What Is an Equity Linked Note (ELN)?
An equity-linked note (ELN) is an investment product that combines a fixed income investment with additional potential returns that are tied to the performance of equities. Equity-linked notes are usually structured to return the initial investment with a variable interest portion that depends on the performance of the linked equity. ELNs can be structured in many different ways, but the vanilla version works like a strip bond combined with a call option on a specific security, a basket of securities or an index like the S&P 500 or DJIA. In the case of a note linked to an equity index, the security would typically be called an equity index-linked note.
Understanding Equity Linked Note (ELN)
Equity-linked notes provide a way for investors to protect their capital while also getting the potential for an above average return compared to regular bonds. In theory, the upside potential for returns in an equity-linked note is unlimited, whereas the downside risk is capped. Even in the worst case scenario, most equity-linked notes offer full principal protection. That is what makes this type of a structured product appealing to risk-averse investors who nevertheless have a bullish outlook on the market. That said, equity-linked notes only pay on maturity, so there is an opportunity cost for locking in that money if only the principal is returned in the end.
How ELN Work
In the simplest form, a $1000 5-year equity-linked note could be structured to use $800 of the fund to buy a 5-year strip bond with a 4.5% yield-to-maturity and then invest and reinvest the other $200 in call options for the S&P 500 over the 5-year life of the note. There is a chance that the options will expire worthless, in which case the investor gets back the $1000 initially put in. If, however, the options appreciate in value with the S&P 500, those returns are added to the $1000 that will eventually be returned to the investor.
Equity Linked Note Caps, Participation Rates, and Leverage
In practice, an equity-linked note will have a participation rate, which is the percentage amount that the investor in the note participates in the appreciation of the underlying equity. If the participation rate is 100%, then a 5% increase in the underlying is a 5% increase for the eventual payout on the note. However, the cost of structuring the ELN and managing it can lower the participation rate. In the case of a 75% participation rate, for example, a 5% appreciation in the underlying is only worth 3.75% to the investor.
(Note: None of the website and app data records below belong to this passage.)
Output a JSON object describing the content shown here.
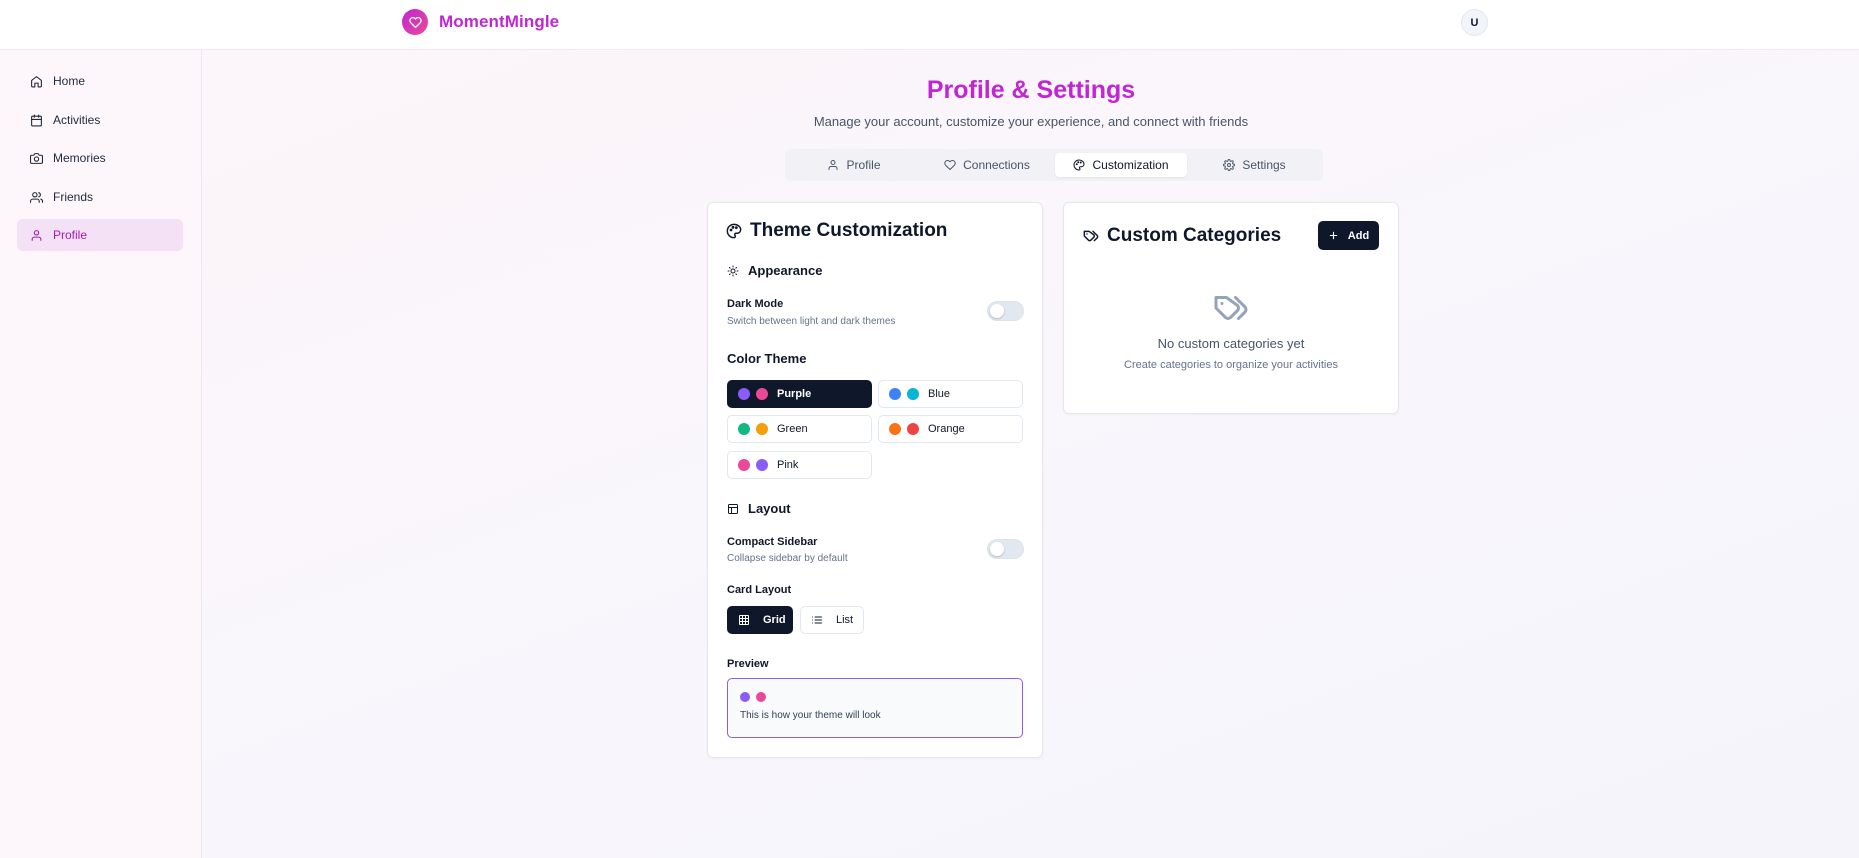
{
  "app": {
    "name": "MomentMingle",
    "avatar_initial": "U",
    "brand_gradient": [
      "#c026d3",
      "#ec4899"
    ]
  },
  "sidebar": {
    "items": [
      {
        "label": "Home",
        "icon": "home-icon",
        "active": false
      },
      {
        "label": "Activities",
        "icon": "calendar-icon",
        "active": false
      },
      {
        "label": "Memories",
        "icon": "camera-icon",
        "active": false
      },
      {
        "label": "Friends",
        "icon": "users-icon",
        "active": false
      },
      {
        "label": "Profile",
        "icon": "user-icon",
        "active": true
      }
    ]
  },
  "page": {
    "title": "Profile & Settings",
    "subtitle": "Manage your account, customize your experience, and connect with friends"
  },
  "tabs": [
    {
      "label": "Profile",
      "icon": "user-icon",
      "active": false
    },
    {
      "label": "Connections",
      "icon": "heart-icon",
      "active": false
    },
    {
      "label": "Customization",
      "icon": "palette-icon",
      "active": true
    },
    {
      "label": "Settings",
      "icon": "gear-icon",
      "active": false
    }
  ],
  "theme_card": {
    "title": "Theme Customization",
    "appearance": {
      "heading": "Appearance",
      "dark_mode_label": "Dark Mode",
      "dark_mode_desc": "Switch between light and dark themes",
      "dark_mode_on": false
    },
    "color_theme": {
      "heading": "Color Theme",
      "options": [
        {
          "label": "Purple",
          "colors": [
            "#8b5cf6",
            "#ec4899"
          ],
          "selected": true
        },
        {
          "label": "Blue",
          "colors": [
            "#3b82f6",
            "#06b6d4"
          ],
          "selected": false
        },
        {
          "label": "Green",
          "colors": [
            "#10b981",
            "#f59e0b"
          ],
          "selected": false
        },
        {
          "label": "Orange",
          "colors": [
            "#f97316",
            "#ef4444"
          ],
          "selected": false
        },
        {
          "label": "Pink",
          "colors": [
            "#ec4899",
            "#8b5cf6"
          ],
          "selected": false
        }
      ]
    },
    "layout": {
      "heading": "Layout",
      "compact_label": "Compact Sidebar",
      "compact_desc": "Collapse sidebar by default",
      "compact_on": false,
      "card_layout_label": "Card Layout",
      "grid_label": "Grid",
      "list_label": "List",
      "selected": "Grid"
    },
    "preview": {
      "label": "Preview",
      "text": "This is how your theme will look",
      "colors": [
        "#8b5cf6",
        "#ec4899"
      ],
      "border_color": "#8b5cf6"
    }
  },
  "categories_card": {
    "title": "Custom Categories",
    "add_label": "Add",
    "empty_title": "No custom categories yet",
    "empty_desc": "Create categories to organize your activities"
  },
  "colors": {
    "accent": "#c026d3",
    "dark": "#0f172a",
    "active_nav_bg": "#f5e1f5"
  }
}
Equity-linked notes can also use different structures and features. Some will use an averaging formula to smooth out returns on the equity-linked portion or a periodic cap that limits the ELN’s upside by realizing returns at a particular level on a regular basis. There are also types of equity-linked notes that use dynamic hedging instead of options, deploying leverage to increase returns from the underlying equity. Overall, equity-linked notes can be a powerful tool for investors who want to protect their principle while still having the potential upside of an equity investment.